VA Tech tragedy has put the issue center stage, but keeping it there will be a challenge for both sides
After the initial shock and horror stemming from the Virginia Tech massacre that left 33 individuals dead, the raw emotional reach of the story soon segued into a ponderous debate.
Not since the Columbine school shootings of 1999 has such a protracted conversation about gun control, propelled by activists and the national media, seemed likely to occur.
"We've had an enormous amount of media coverage on the issue," says Ladd Everitt, director of communications for the Coalition to Stop Gun Violence. "I truly hope there was enough time for the families to grieve" before it turned into this debate.
But the discussion is likely to be complicated, with both sides drawing different conclusions from the chain of events that led to the worst shooting in US history. As such, it's unknown what traction, if any, either group will find in the ensuing months.
Like Columbine, there were many complicated elements to this saga. It soon came to light that the perpetrator of the tragedy, Seung-Hui Cho, was deemed "mentally ill" by a judge in 2005. Thus, even though Cho purchased the guns "legally," it is now being questioned whether that sale was, in fact, legal.
On the converse, Virginia Tech and other Virginia universities had successfully staved off state legislation in 2005 that would have allowed students over 21 years old to carry concealed weapons on campus.
As The Economist put it, "Those who already favor gun control argue that if Cho had been barred from buying semi-automatic weapons, he could not have killed so many people. Those who oppose gun controls argue that if only his victims had been armed, they could have shot him before he shot more than a few of them."
"Our communications shop has turned into a booking operation since Monday afternoon," says Peter Hamm, communications director at The Brady Campaign to Prevent Gun Violence.
"It's been heavier than after Columbine," says Mike Hammond, consultant and legislative and legal advisor for the Gun Owners of America (GOA). "On that Tuesday, I was booked to interviews every 15 minutes. People more famous than I [from our organization] were probably on more."
Gun control advocates expect the circumstances around this incident will at least lead to better enforcement of laws and passage of common sense legislation currently being considered.
"We maintain he should not have been able to buy guns based on his Brady background check," Hamm says. "Our mission is going to be keeping public attention on this issue that this was a preventable tragedy if we did a better administration of those laws."
One such bill that enjoys support from the National Rifle Association (NRA) and gun control advocates is H.R. 297, which would "improve availability of criminal history and other records for conducting background checks on firearm buyers."
James Copland, director of the conservative Manhattan Institute's Center for Legal Policy, does feel the two sides can agree on provisions to ensure the mentally ill don't get access to guns, "assuming the proper safeguards are there."
But Copland and Hammond are confident that the public won't press for more stringent legislation.
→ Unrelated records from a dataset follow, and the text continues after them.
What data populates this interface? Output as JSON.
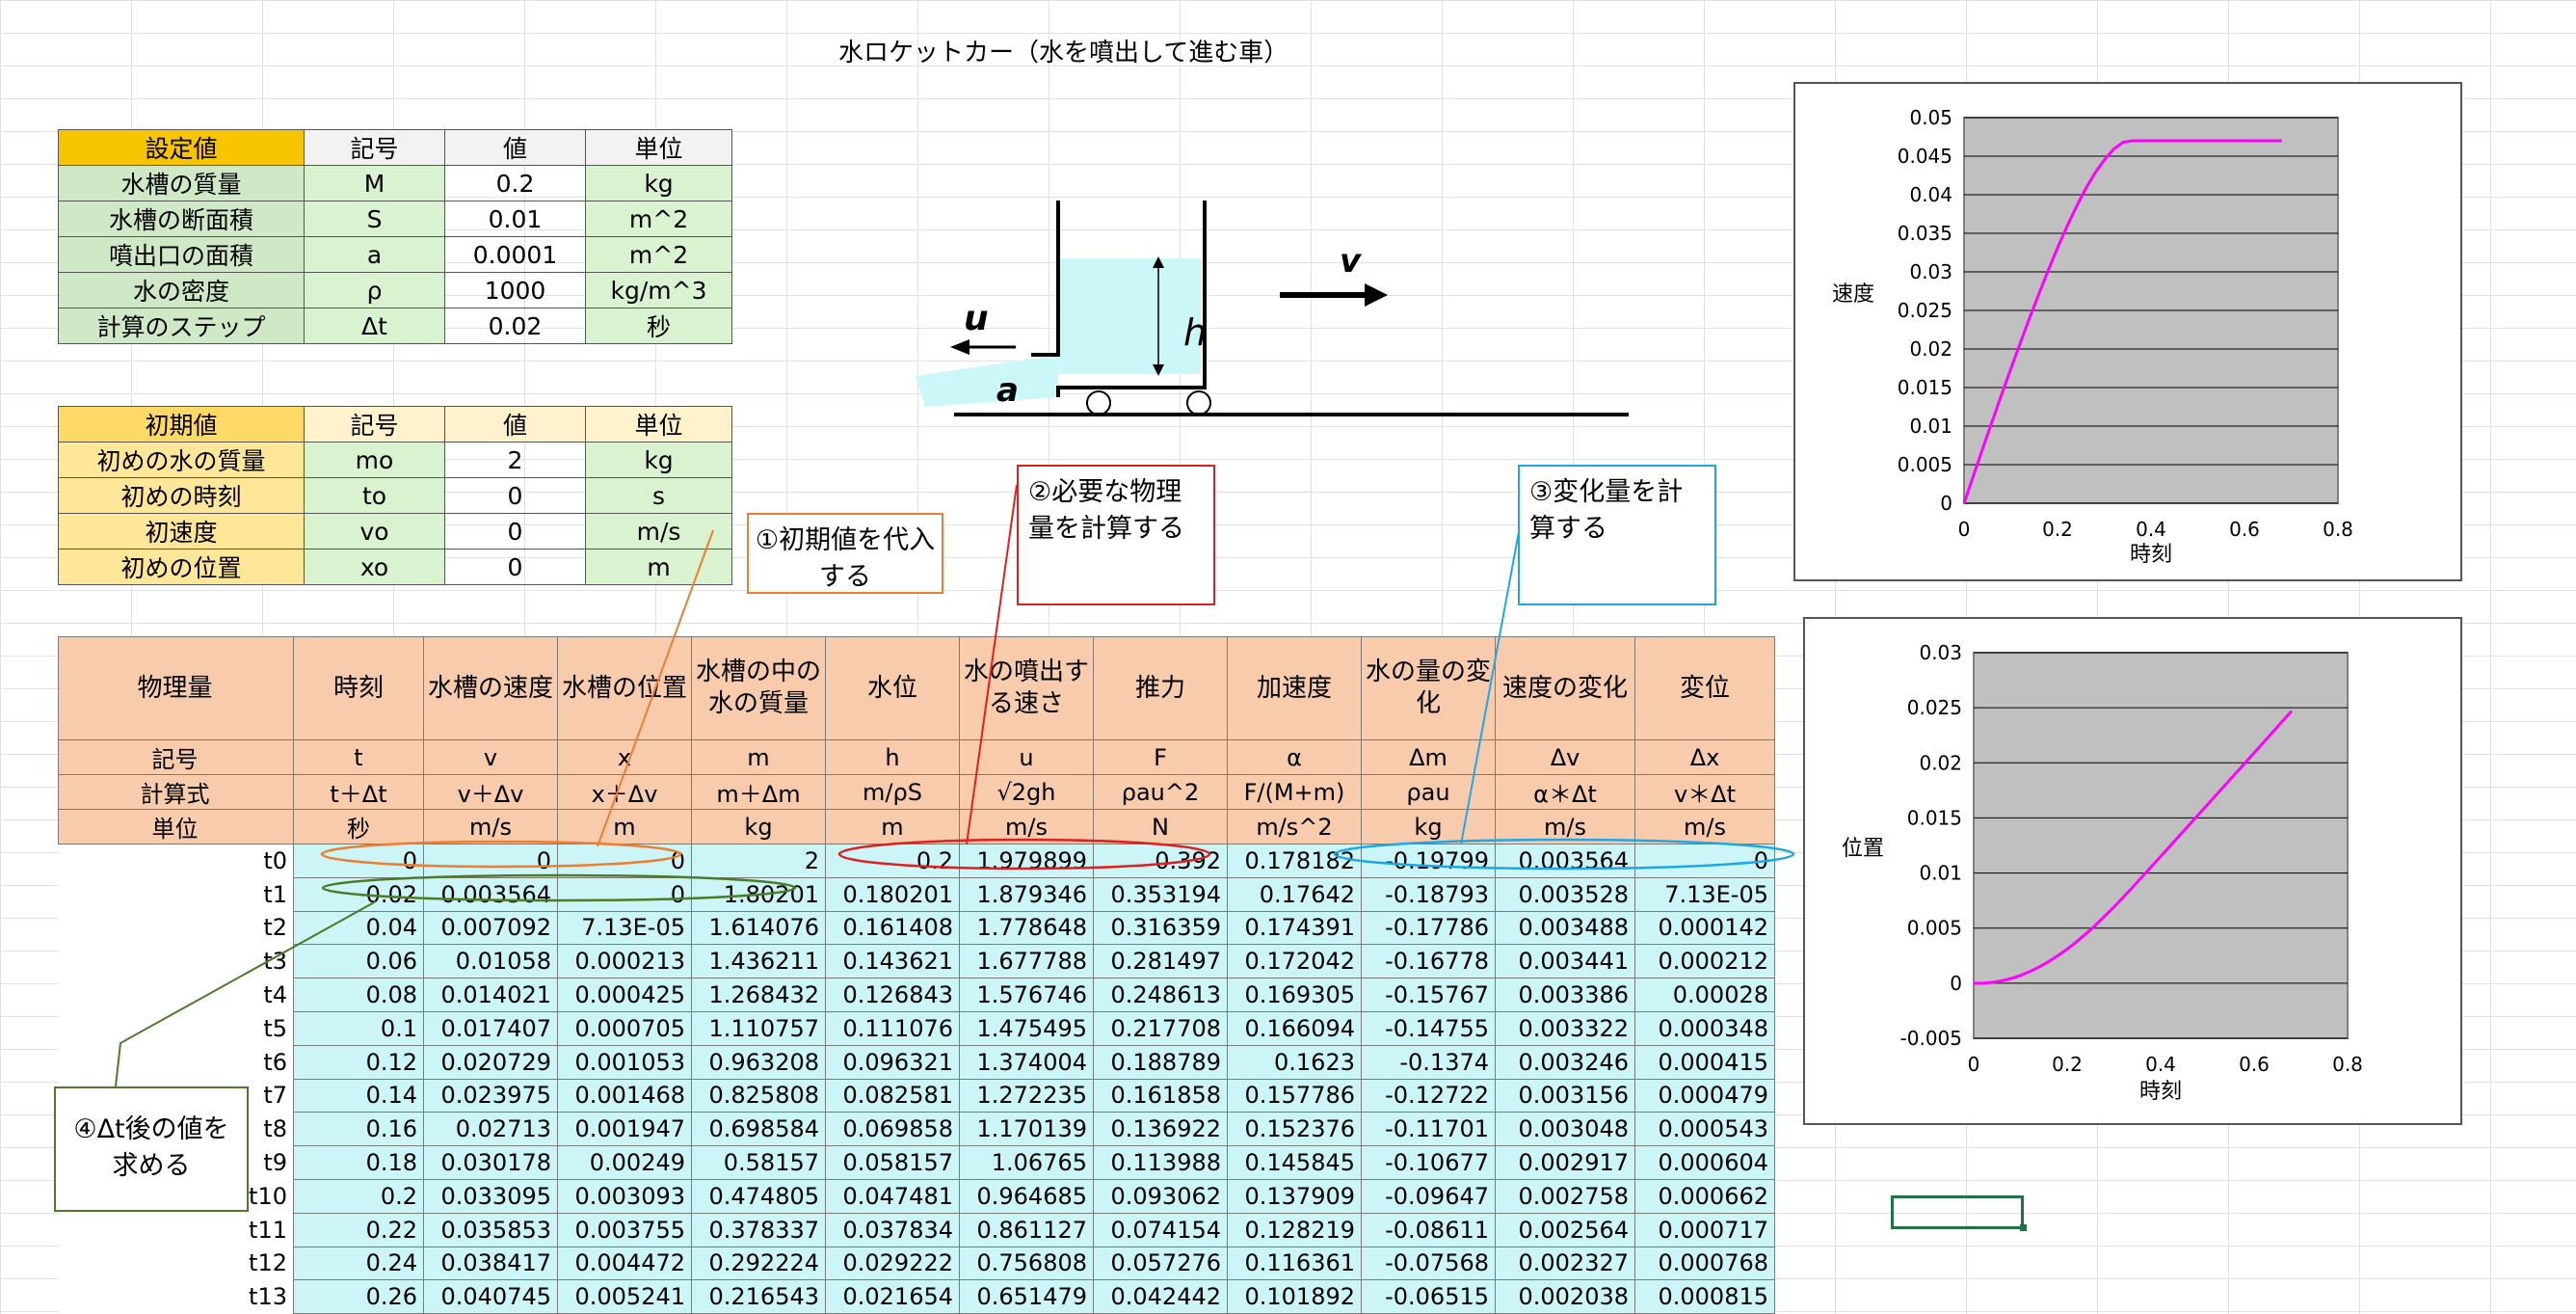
{
  "title": "水ロケットカー（水を噴出して進む車）",
  "settings": {
    "header": [
      "設定値",
      "記号",
      "値",
      "単位"
    ],
    "rows": [
      [
        "水槽の質量",
        "M",
        "0.2",
        "kg"
      ],
      [
        "水槽の断面積",
        "S",
        "0.01",
        "m^2"
      ],
      [
        "噴出口の面積",
        "a",
        "0.0001",
        "m^2"
      ],
      [
        "水の密度",
        "ρ",
        "1000",
        "kg/m^3"
      ],
      [
        "計算のステップ",
        "Δt",
        "0.02",
        "秒"
      ]
    ]
  },
  "initial": {
    "header": [
      "初期値",
      "記号",
      "値",
      "単位"
    ],
    "rows": [
      [
        "初めの水の質量",
        "mo",
        "2",
        "kg"
      ],
      [
        "初めの時刻",
        "to",
        "0",
        "s"
      ],
      [
        "初速度",
        "vo",
        "0",
        "m/s"
      ],
      [
        "初めの位置",
        "xo",
        "0",
        "m"
      ]
    ]
  },
  "diagram": {
    "u": "u",
    "h": "h",
    "v": "v",
    "a": "a"
  },
  "callouts": {
    "c1": "①初期値を代入する",
    "c2": "②必要な物理量を計算する",
    "c3": "③変化量を計算する",
    "c4": "④Δt後の値を求める"
  },
  "calc": {
    "headers": [
      "物理量",
      "時刻",
      "水槽の速度",
      "水槽の位置",
      "水槽の中の水の質量",
      "水位",
      "水の噴出する速さ",
      "推力",
      "加速度",
      "水の量の変化",
      "速度の変化",
      "変位"
    ],
    "symbols": [
      "記号",
      "t",
      "v",
      "x",
      "m",
      "h",
      "u",
      "F",
      "α",
      "Δm",
      "Δv",
      "Δx"
    ],
    "formulas": [
      "計算式",
      "t＋Δt",
      "v＋Δv",
      "x＋Δv",
      "m＋Δm",
      "m/ρS",
      "√2gh",
      "ρau^2",
      "F/(M+m)",
      "ρau",
      "α＊Δt",
      "v＊Δt"
    ],
    "units": [
      "単位",
      "秒",
      "m/s",
      "m",
      "kg",
      "m",
      "m/s",
      "N",
      "m/s^2",
      "kg",
      "m/s",
      "m/s"
    ],
    "rows": [
      [
        "t0",
        "0",
        "0",
        "0",
        "2",
        "0.2",
        "1.979899",
        "0.392",
        "0.178182",
        "-0.19799",
        "0.003564",
        "0"
      ],
      [
        "t1",
        "0.02",
        "0.003564",
        "0",
        "1.80201",
        "0.180201",
        "1.879346",
        "0.353194",
        "0.17642",
        "-0.18793",
        "0.003528",
        "7.13E-05"
      ],
      [
        "t2",
        "0.04",
        "0.007092",
        "7.13E-05",
        "1.614076",
        "0.161408",
        "1.778648",
        "0.316359",
        "0.174391",
        "-0.17786",
        "0.003488",
        "0.000142"
      ],
      [
        "t3",
        "0.06",
        "0.01058",
        "0.000213",
        "1.436211",
        "0.143621",
        "1.677788",
        "0.281497",
        "0.172042",
        "-0.16778",
        "0.003441",
        "0.000212"
      ],
      [
        "t4",
        "0.08",
        "0.014021",
        "0.000425",
        "1.268432",
        "0.126843",
        "1.576746",
        "0.248613",
        "0.169305",
        "-0.15767",
        "0.003386",
        "0.00028"
      ],
      [
        "t5",
        "0.1",
        "0.017407",
        "0.000705",
        "1.110757",
        "0.111076",
        "1.475495",
        "0.217708",
        "0.166094",
        "-0.14755",
        "0.003322",
        "0.000348"
      ],
      [
        "t6",
        "0.12",
        "0.020729",
        "0.001053",
        "0.963208",
        "0.096321",
        "1.374004",
        "0.188789",
        "0.1623",
        "-0.1374",
        "0.003246",
        "0.000415"
      ],
      [
        "t7",
        "0.14",
        "0.023975",
        "0.001468",
        "0.825808",
        "0.082581",
        "1.272235",
        "0.161858",
        "0.157786",
        "-0.12722",
        "0.003156",
        "0.000479"
      ],
      [
        "t8",
        "0.16",
        "0.02713",
        "0.001947",
        "0.698584",
        "0.069858",
        "1.170139",
        "0.136922",
        "0.152376",
        "-0.11701",
        "0.003048",
        "0.000543"
      ],
      [
        "t9",
        "0.18",
        "0.030178",
        "0.00249",
        "0.58157",
        "0.058157",
        "1.06765",
        "0.113988",
        "0.145845",
        "-0.10677",
        "0.002917",
        "0.000604"
      ],
      [
        "t10",
        "0.2",
        "0.033095",
        "0.003093",
        "0.474805",
        "0.047481",
        "0.964685",
        "0.093062",
        "0.137909",
        "-0.09647",
        "0.002758",
        "0.000662"
      ],
      [
        "t11",
        "0.22",
        "0.035853",
        "0.003755",
        "0.378337",
        "0.037834",
        "0.861127",
        "0.074154",
        "0.128219",
        "-0.08611",
        "0.002564",
        "0.000717"
      ],
      [
        "t12",
        "0.24",
        "0.038417",
        "0.004472",
        "0.292224",
        "0.029222",
        "0.756808",
        "0.057276",
        "0.116361",
        "-0.07568",
        "0.002327",
        "0.000768"
      ],
      [
        "t13",
        "0.26",
        "0.040745",
        "0.005241",
        "0.216543",
        "0.021654",
        "0.651479",
        "0.042442",
        "0.101892",
        "-0.06515",
        "0.002038",
        "0.000815"
      ]
    ]
  },
  "chart_data": [
    {
      "type": "line",
      "title": "",
      "xlabel": "時刻",
      "ylabel": "速度",
      "xlim": [
        0,
        0.8
      ],
      "ylim": [
        0,
        0.05
      ],
      "xticks": [
        "0",
        "0.2",
        "0.4",
        "0.6",
        "0.8"
      ],
      "yticks": [
        "0",
        "0.005",
        "0.01",
        "0.015",
        "0.02",
        "0.025",
        "0.03",
        "0.035",
        "0.04",
        "0.045",
        "0.05"
      ],
      "grid": true,
      "color": "#ff00ff",
      "x": [
        0,
        0.02,
        0.04,
        0.06,
        0.08,
        0.1,
        0.12,
        0.14,
        0.16,
        0.18,
        0.2,
        0.22,
        0.24,
        0.26,
        0.28,
        0.3,
        0.32,
        0.34,
        0.36,
        0.4,
        0.5,
        0.6,
        0.68
      ],
      "y": [
        0,
        0.003564,
        0.007092,
        0.01058,
        0.014021,
        0.017407,
        0.020729,
        0.023975,
        0.02713,
        0.030178,
        0.033095,
        0.035853,
        0.038417,
        0.040745,
        0.0428,
        0.0445,
        0.0459,
        0.0468,
        0.047,
        0.047,
        0.047,
        0.047,
        0.047
      ]
    },
    {
      "type": "line",
      "title": "",
      "xlabel": "時刻",
      "ylabel": "位置",
      "xlim": [
        0,
        0.8
      ],
      "ylim": [
        -0.005,
        0.03
      ],
      "xticks": [
        "0",
        "0.2",
        "0.4",
        "0.6",
        "0.8"
      ],
      "yticks": [
        "-0.005",
        "0",
        "0.005",
        "0.01",
        "0.015",
        "0.02",
        "0.025",
        "0.03"
      ],
      "grid": true,
      "color": "#ff00ff",
      "x": [
        0,
        0.02,
        0.04,
        0.06,
        0.08,
        0.1,
        0.12,
        0.14,
        0.16,
        0.18,
        0.2,
        0.22,
        0.24,
        0.26,
        0.3,
        0.34,
        0.4,
        0.5,
        0.6,
        0.68
      ],
      "y": [
        0,
        0,
        7.13e-05,
        0.000213,
        0.000425,
        0.000705,
        0.001053,
        0.001468,
        0.001947,
        0.00249,
        0.003093,
        0.003755,
        0.004472,
        0.005241,
        0.0069,
        0.0087,
        0.0115,
        0.0162,
        0.0209,
        0.0247
      ]
    }
  ]
}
"I don't think there's a public appetite for eliminating guns in our society," Copland says. "I don't think there will be a gun control push that will be successful."
"There's no real good angle that gun control has been able to hang a news hook on," Hammond says.
While the two sides will likely be fighting more than agreeing, they both are aligned in contending with the biggest challenge facing activism: the quick apathy.
"The challenge that faces us is that the news media has become more willing to change the subject; they get bored and move on to the next topic," Hamm says. "They'll report it and report it, but then shift so fast, so it's like they forget the thing ever happened before."